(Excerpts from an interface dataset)

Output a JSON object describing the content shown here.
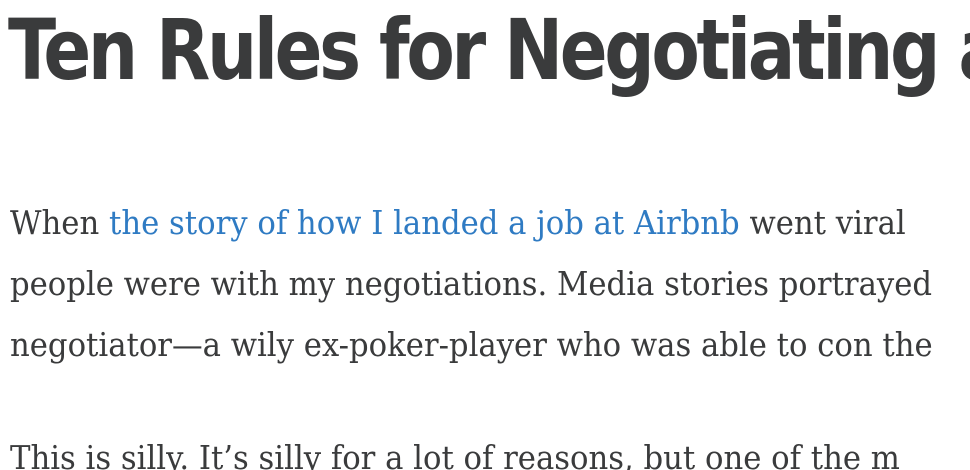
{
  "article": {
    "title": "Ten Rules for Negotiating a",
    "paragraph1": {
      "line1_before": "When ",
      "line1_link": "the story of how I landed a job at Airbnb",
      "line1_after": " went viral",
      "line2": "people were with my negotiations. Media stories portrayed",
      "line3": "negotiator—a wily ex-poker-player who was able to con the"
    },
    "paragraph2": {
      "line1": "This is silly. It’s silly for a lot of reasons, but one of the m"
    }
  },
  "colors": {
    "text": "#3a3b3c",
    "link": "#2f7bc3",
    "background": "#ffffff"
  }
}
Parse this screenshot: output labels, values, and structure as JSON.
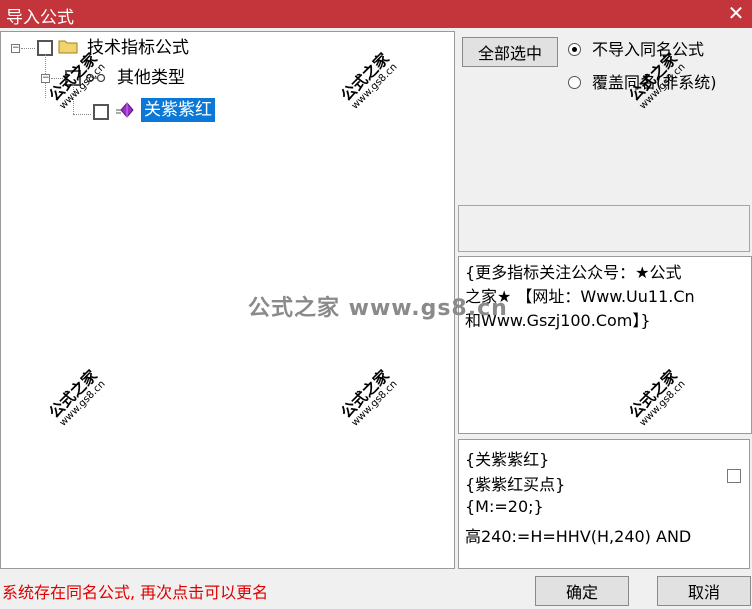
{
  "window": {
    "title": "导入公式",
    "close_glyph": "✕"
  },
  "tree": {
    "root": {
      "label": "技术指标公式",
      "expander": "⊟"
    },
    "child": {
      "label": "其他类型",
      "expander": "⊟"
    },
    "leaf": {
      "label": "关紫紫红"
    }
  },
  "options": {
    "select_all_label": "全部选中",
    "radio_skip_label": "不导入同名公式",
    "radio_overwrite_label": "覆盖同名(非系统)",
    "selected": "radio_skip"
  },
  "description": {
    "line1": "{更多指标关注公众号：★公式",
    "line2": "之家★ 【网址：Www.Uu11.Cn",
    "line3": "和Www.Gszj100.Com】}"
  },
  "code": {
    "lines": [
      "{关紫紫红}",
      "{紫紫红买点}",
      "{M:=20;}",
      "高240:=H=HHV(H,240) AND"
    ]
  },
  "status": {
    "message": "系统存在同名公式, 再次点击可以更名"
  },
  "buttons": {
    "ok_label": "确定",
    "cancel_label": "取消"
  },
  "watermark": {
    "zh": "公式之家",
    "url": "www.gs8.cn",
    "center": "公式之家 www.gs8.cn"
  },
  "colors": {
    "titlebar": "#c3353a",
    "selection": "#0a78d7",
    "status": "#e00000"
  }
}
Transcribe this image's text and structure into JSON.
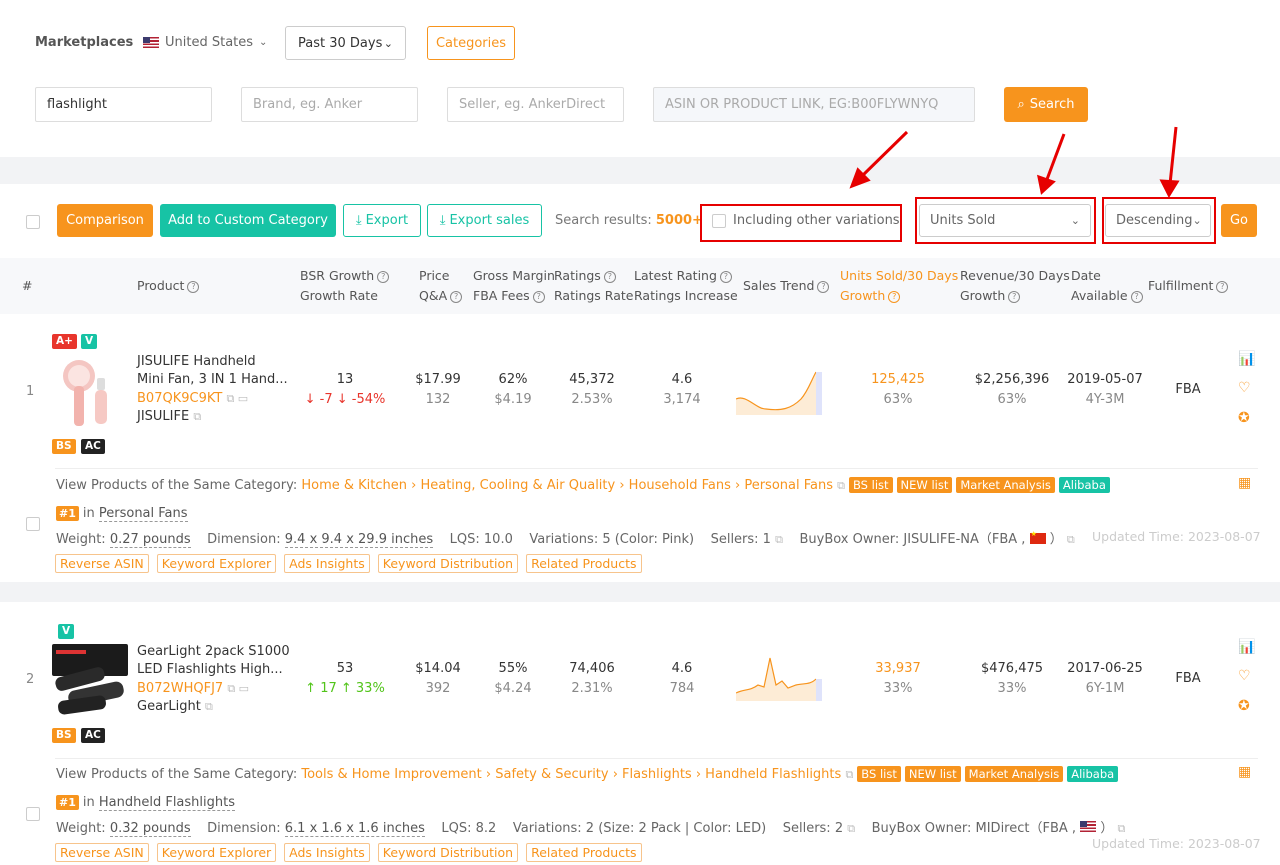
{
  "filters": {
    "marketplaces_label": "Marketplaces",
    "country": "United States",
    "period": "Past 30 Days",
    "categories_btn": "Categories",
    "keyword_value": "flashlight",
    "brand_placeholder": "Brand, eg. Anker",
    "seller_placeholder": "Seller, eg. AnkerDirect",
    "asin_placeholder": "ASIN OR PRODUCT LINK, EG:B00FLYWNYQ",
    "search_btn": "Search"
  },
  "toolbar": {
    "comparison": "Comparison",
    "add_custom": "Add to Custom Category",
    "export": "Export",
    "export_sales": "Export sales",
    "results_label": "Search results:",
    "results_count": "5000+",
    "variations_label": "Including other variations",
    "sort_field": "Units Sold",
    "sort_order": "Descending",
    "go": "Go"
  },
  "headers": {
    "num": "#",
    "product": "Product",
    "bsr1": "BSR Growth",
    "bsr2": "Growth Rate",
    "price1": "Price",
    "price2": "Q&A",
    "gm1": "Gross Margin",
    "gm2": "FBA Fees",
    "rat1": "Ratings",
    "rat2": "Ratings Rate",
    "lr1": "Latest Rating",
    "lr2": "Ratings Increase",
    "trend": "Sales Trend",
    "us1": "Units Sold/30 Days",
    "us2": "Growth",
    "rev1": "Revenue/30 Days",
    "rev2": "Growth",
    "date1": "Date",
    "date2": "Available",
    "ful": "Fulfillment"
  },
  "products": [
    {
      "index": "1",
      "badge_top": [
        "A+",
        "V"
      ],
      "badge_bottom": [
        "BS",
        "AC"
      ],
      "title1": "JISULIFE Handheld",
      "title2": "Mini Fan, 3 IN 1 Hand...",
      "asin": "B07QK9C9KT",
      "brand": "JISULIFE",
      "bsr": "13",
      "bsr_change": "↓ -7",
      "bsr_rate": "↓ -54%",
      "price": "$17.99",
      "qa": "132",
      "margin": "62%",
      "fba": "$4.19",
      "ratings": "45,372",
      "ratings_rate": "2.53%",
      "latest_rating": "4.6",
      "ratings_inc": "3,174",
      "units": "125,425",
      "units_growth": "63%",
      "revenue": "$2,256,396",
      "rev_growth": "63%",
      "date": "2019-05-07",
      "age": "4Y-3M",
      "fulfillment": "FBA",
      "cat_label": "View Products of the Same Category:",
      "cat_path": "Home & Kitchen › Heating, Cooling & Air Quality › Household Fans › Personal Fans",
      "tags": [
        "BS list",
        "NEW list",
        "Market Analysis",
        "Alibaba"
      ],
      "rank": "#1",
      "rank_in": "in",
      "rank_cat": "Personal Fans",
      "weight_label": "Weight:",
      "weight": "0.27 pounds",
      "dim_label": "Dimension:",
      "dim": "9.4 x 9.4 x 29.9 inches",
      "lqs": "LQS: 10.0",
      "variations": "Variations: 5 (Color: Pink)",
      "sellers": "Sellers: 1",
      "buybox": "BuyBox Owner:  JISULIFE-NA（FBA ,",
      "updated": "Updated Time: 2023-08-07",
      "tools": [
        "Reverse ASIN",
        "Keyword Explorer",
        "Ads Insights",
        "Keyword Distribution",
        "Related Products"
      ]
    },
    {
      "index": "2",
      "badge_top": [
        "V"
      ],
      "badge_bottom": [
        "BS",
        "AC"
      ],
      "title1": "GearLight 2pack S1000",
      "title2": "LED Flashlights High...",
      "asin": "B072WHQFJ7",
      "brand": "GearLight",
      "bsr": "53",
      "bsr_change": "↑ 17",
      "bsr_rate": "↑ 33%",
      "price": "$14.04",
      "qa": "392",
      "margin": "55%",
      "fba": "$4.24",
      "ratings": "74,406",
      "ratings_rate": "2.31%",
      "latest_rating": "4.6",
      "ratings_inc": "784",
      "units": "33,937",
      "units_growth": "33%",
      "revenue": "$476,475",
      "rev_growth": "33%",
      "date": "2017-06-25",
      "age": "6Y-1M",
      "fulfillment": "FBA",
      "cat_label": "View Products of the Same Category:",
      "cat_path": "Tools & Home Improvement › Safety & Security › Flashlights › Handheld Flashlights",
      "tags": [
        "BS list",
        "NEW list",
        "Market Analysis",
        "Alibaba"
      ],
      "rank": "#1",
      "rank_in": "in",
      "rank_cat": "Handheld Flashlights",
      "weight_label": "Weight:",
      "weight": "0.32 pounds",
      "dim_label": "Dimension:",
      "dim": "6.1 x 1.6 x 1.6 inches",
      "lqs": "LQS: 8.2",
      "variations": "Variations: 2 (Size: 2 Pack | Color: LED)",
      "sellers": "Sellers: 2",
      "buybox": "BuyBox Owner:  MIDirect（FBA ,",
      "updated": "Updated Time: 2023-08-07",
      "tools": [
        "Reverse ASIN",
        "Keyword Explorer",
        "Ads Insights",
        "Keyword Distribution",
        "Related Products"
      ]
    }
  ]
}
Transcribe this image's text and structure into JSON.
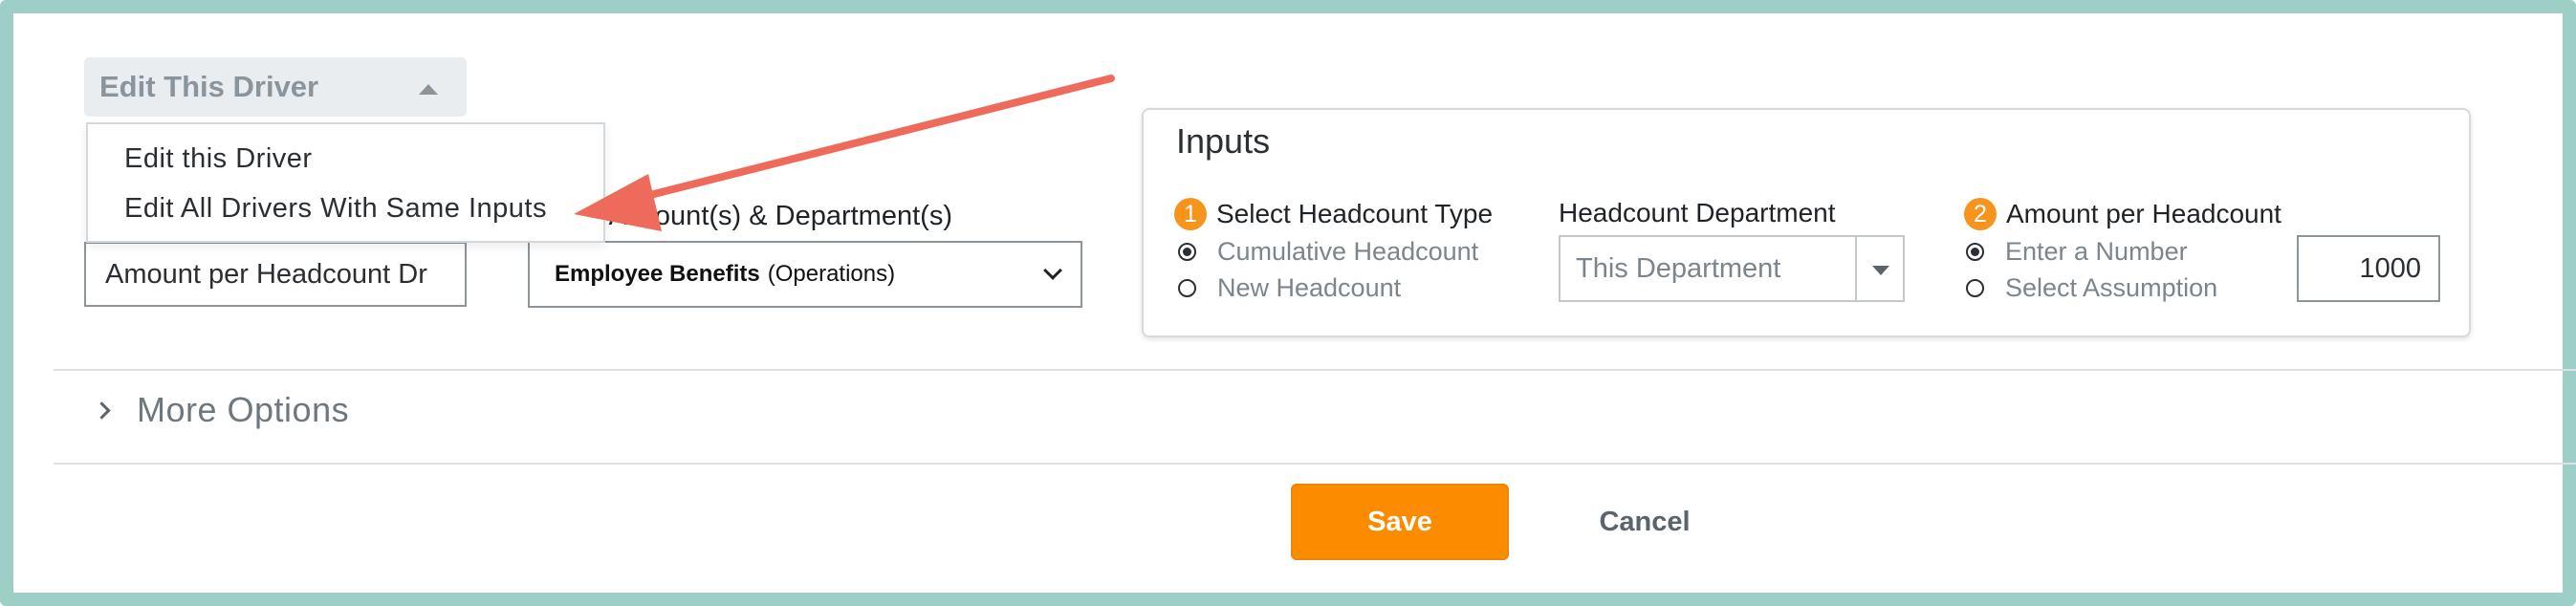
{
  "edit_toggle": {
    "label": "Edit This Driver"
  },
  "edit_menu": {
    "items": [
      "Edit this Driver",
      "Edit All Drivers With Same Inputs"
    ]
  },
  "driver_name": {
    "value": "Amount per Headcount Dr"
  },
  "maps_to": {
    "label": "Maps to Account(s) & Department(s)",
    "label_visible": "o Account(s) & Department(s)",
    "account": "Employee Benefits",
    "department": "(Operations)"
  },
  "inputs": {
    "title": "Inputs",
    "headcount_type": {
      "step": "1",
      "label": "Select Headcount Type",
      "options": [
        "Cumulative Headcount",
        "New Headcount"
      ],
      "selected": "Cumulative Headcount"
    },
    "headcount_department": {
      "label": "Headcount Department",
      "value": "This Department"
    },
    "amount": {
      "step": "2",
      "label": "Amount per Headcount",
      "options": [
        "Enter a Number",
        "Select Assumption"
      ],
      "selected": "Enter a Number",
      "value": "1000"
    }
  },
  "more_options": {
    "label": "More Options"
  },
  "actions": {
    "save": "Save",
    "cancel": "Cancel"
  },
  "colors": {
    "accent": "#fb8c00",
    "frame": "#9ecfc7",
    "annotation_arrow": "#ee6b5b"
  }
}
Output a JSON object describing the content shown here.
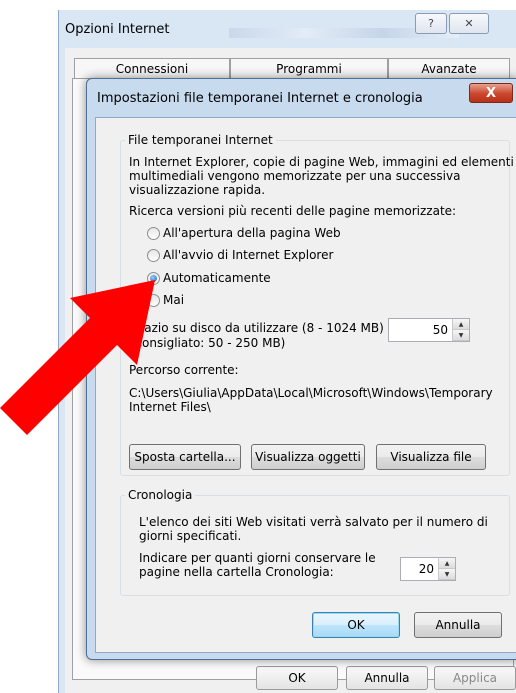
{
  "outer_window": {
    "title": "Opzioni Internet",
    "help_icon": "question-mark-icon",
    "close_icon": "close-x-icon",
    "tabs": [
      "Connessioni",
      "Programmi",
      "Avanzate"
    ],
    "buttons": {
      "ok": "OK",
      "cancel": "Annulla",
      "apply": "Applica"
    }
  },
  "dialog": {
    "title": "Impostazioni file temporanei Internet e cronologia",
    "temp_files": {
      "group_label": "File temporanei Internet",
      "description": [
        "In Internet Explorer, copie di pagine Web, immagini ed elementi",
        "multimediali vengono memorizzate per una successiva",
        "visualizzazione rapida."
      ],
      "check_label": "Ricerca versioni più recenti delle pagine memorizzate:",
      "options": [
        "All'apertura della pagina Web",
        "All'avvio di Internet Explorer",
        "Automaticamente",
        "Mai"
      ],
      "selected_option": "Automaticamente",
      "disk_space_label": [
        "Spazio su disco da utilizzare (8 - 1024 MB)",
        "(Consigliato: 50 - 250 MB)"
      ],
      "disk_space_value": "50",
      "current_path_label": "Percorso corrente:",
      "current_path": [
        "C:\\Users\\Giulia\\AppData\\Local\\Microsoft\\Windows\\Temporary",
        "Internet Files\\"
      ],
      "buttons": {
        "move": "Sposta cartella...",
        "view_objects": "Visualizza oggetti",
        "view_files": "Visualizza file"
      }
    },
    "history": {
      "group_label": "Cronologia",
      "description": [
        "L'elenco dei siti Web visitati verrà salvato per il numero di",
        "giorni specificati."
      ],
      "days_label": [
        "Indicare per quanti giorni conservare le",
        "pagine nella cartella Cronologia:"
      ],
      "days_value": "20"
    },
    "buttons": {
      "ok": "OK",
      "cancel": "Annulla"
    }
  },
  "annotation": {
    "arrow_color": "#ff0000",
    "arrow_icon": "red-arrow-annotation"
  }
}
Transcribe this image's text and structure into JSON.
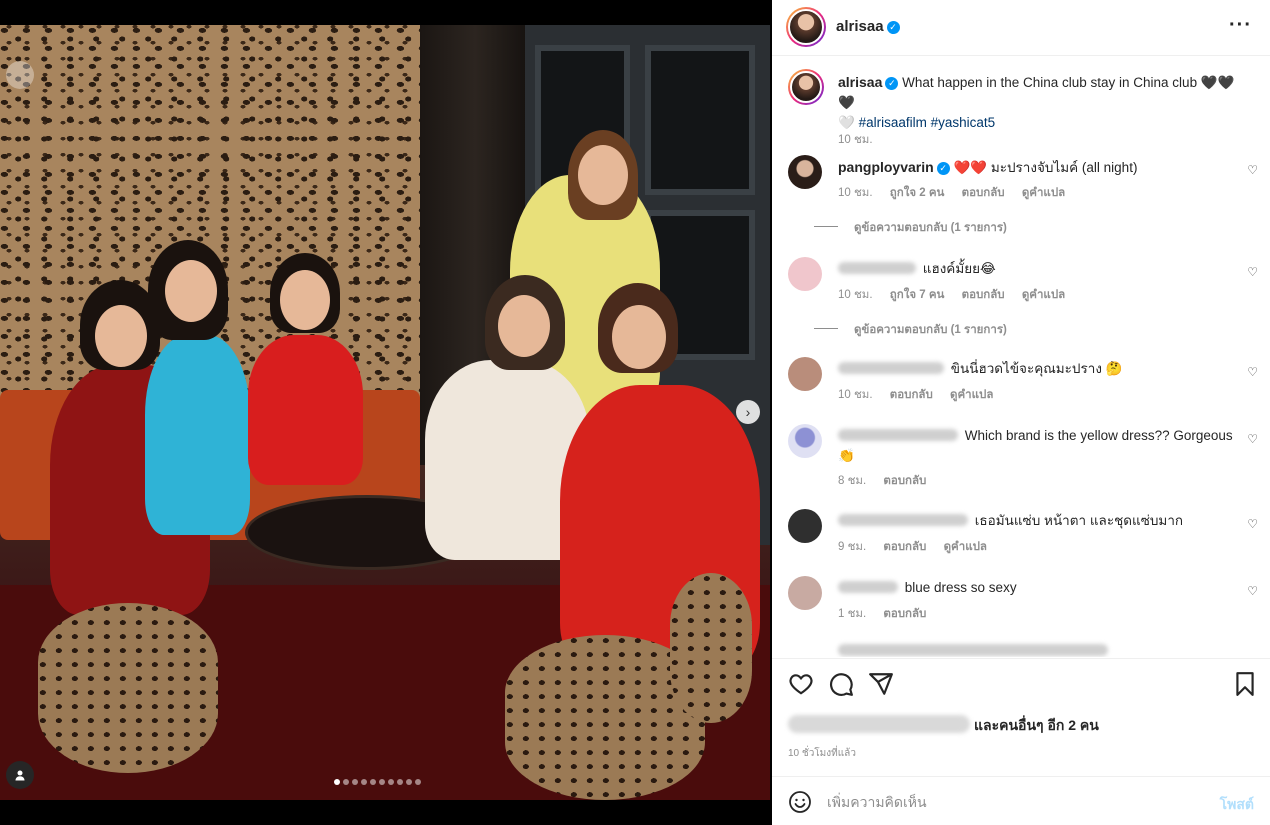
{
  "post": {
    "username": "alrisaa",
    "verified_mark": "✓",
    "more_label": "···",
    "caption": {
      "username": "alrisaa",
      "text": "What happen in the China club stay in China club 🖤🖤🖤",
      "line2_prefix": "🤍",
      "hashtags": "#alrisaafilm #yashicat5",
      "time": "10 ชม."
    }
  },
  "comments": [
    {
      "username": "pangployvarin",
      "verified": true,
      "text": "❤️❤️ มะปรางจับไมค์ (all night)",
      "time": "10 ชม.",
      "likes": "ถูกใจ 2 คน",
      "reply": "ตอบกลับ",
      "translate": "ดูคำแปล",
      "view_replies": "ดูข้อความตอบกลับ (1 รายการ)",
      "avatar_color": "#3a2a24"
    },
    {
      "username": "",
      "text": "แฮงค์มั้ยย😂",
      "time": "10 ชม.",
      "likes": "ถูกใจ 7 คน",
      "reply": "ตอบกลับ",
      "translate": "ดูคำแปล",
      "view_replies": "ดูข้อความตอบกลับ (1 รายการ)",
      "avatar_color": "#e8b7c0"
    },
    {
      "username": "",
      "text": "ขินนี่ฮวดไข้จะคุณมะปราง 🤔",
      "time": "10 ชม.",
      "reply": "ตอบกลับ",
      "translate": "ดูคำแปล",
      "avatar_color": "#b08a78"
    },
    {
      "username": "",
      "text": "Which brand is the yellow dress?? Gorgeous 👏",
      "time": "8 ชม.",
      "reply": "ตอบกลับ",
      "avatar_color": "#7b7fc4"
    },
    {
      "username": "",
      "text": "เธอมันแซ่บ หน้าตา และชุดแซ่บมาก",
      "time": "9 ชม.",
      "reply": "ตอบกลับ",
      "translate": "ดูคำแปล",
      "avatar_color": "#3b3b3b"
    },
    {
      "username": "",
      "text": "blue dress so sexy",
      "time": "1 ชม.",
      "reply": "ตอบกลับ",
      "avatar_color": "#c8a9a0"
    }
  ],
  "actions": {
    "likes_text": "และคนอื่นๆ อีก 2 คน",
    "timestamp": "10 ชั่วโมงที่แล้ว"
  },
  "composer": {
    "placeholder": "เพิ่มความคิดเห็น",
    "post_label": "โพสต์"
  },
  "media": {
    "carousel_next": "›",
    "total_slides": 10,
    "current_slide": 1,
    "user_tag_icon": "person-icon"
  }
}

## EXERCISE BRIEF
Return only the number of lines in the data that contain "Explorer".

## RESULT
4